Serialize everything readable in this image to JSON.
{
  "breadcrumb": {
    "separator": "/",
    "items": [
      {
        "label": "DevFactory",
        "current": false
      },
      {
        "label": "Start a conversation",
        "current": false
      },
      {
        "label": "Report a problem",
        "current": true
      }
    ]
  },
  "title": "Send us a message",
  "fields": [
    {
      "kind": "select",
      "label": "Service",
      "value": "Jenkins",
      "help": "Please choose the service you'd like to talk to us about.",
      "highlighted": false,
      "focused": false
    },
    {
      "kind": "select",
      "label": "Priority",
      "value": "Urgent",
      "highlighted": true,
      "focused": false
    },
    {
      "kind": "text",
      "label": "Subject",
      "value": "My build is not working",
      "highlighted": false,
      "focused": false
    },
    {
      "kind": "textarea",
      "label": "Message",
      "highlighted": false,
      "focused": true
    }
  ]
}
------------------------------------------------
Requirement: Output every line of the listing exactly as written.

Solution to the problem:
Serialize everything readable in this image to JSON.
{
  "breadcrumb": {
    "separator": "/",
    "items": [
      {
        "label": "DevFactory",
        "current": false
      },
      {
        "label": "Start a conversation",
        "current": false
      },
      {
        "label": "Report a problem",
        "current": true
      }
    ]
  },
  "title": "Send us a message",
  "fields": [
    {
      "kind": "select",
      "label": "Service",
      "value": "Jenkins",
      "help": "Please choose the service you'd like to talk to us about.",
      "highlighted": false,
      "focused": false
    },
    {
      "kind": "select",
      "label": "Priority",
      "value": "Urgent",
      "highlighted": true,
      "focused": false
    },
    {
      "kind": "text",
      "label": "Subject",
      "value": "My build is not working",
      "highlighted": false,
      "focused": false
    },
    {
      "kind": "textarea",
      "label": "Message",
      "highlighted": false,
      "focused": true
    }
  ]
}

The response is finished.